the likelihood of success on the merits; (2) the likelihood
of irreparable harm in the absence of preliminary injunctive
relief; (3) the balance of equities between the parties tips
in favor of the party seeking such relief; and, (4) the
public interest. Winter, 555 U.S. at 20; Real
Truth About Obama, Inc. v. Fed. Election Comm'n, 575
F.3d 342, 346 (4th Cir. 2009), vacated on other
grounds, 559 U.S. 1089 (2010), reinstated in
relevant part, 607 F.3d 355 (4th Cir. 2010). Plaintiffs,
as the party seeking a preliminary injunction, bear the
burden of establishing that each factor supports granting the
injunction. Real Truth, 575 F.3d at 346. Each factor
must be demonstrated by a "clear showing."
Winter, 555 U.S. at 22. The failure to show any one
of the relevant factors mandates denial of the preliminary
injunction. Real Truth, 575 F.3d at 346.
preliminary injunctions are issued to 'protect the status
quo and to prevent irreparable harm during the pendency of a
lawsuit . . . [so as] to preserve the court's ability to
render a meaningful judgment on the merits.'"
Perry, 471 Fed.Appx. at 223 (quoting In re
Microsoft Corp. Antitrust Litig., 333 F.3d at 525).

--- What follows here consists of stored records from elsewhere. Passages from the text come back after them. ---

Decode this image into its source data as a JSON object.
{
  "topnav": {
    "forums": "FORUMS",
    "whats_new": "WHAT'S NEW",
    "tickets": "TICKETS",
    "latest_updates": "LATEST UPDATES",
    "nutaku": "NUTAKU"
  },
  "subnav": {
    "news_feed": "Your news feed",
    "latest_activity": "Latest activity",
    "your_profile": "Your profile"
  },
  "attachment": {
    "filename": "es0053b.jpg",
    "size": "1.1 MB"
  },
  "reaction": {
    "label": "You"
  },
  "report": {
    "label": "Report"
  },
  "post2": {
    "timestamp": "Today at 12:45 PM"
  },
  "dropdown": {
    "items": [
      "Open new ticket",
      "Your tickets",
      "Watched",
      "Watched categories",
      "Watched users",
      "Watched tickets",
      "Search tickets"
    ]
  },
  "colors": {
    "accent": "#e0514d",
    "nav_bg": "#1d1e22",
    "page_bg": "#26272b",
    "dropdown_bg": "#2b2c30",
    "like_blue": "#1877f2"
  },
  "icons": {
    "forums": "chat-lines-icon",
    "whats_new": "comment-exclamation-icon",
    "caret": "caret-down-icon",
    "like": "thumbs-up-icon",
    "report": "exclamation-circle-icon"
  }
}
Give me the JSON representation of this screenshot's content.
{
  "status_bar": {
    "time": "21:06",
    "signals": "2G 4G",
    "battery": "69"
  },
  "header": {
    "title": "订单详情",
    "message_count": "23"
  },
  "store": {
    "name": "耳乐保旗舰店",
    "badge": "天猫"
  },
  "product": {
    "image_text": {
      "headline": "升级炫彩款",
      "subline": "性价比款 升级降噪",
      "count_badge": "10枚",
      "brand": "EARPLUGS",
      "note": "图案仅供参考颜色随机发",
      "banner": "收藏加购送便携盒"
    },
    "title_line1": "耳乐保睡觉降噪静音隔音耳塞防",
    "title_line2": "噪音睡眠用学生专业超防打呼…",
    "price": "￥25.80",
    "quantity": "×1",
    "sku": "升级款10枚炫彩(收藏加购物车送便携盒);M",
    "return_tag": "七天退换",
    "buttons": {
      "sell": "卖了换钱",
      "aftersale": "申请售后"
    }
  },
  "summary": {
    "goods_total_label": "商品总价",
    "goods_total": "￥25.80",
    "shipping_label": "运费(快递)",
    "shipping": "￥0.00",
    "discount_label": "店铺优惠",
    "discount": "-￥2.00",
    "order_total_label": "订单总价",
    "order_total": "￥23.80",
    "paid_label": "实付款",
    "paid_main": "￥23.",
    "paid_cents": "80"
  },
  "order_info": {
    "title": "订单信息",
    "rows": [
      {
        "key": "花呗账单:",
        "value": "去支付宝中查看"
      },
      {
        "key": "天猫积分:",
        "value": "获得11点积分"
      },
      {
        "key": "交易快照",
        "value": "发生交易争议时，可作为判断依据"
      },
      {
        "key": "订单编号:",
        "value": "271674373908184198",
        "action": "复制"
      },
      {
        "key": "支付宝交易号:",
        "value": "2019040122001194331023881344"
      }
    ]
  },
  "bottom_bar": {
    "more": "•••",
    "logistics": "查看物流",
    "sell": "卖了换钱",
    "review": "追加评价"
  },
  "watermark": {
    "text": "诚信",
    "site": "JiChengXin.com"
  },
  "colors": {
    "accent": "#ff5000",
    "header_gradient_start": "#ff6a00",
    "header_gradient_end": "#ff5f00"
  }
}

Mandatory injunctive relief, however, alters the status quo
by commanding or requiring a party to perform a positive act.
Mandatory preliminary injunctive relief "is disfavored,
and warranted only in the most extraordinary
circumstances." Id. (citing In re Microsoft
Corp. Antitrust Litig., 333 F.3d at 525). Here,
Plaintiffs ask the Court to require Defendants to take a
positive act to change by status quo by allowing Plaintiffs
to solicit students from the public for their vocational
skills classes without having obtained SCHEV certification,
as required by the Vocational School Law. “[A]
mandatory preliminary injunction must be necessary both to
protect against irreparable harm in a deteriorating
circumstance created by the defendant and to preserve the
court's ability to enter ultimate relief on the merits of
the same kind." In re Microsoft Corp. Antitrust
Litig., 333 F.3d at 526. Therefore, the Court treats
Plaintiffs' Motion for Preliminary Injunction with
increased caution because it requests mandatory relief.